Stored items →

━━━━━━━━

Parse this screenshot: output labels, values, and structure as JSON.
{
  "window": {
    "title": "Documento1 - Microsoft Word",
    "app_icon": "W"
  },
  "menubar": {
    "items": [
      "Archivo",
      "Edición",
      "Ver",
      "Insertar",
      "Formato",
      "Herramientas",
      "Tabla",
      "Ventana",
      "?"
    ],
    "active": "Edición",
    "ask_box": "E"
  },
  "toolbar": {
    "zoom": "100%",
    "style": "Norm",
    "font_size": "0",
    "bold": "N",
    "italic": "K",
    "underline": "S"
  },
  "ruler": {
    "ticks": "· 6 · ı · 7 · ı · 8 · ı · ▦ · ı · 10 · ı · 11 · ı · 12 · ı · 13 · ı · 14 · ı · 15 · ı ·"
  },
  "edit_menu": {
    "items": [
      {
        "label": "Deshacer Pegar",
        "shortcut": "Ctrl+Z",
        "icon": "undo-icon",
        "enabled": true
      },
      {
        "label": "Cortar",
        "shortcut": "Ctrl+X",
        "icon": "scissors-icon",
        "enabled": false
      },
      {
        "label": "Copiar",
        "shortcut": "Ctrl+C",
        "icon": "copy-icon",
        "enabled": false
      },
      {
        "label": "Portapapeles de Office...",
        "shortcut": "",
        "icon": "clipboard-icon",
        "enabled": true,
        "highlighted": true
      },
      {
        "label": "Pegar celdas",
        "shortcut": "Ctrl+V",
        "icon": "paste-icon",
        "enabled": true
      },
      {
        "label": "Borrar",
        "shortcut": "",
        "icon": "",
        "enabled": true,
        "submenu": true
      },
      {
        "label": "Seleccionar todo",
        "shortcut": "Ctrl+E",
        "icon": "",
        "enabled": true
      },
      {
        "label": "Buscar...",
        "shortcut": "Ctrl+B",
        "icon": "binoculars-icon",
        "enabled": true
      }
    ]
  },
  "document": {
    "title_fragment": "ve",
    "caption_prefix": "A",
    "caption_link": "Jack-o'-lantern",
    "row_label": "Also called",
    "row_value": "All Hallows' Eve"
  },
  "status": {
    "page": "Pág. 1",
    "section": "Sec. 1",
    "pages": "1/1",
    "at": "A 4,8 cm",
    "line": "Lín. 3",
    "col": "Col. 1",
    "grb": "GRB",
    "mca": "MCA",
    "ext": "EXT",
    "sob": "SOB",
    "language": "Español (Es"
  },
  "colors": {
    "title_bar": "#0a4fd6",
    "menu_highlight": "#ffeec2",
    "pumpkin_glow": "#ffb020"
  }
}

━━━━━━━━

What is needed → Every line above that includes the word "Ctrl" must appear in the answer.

Solution to the problem →
        "shortcut": "Ctrl+Z",
        "shortcut": "Ctrl+X",
        "shortcut": "Ctrl+C",
        "shortcut": "Ctrl+V",
        "shortcut": "Ctrl+E",
        "shortcut": "Ctrl+B",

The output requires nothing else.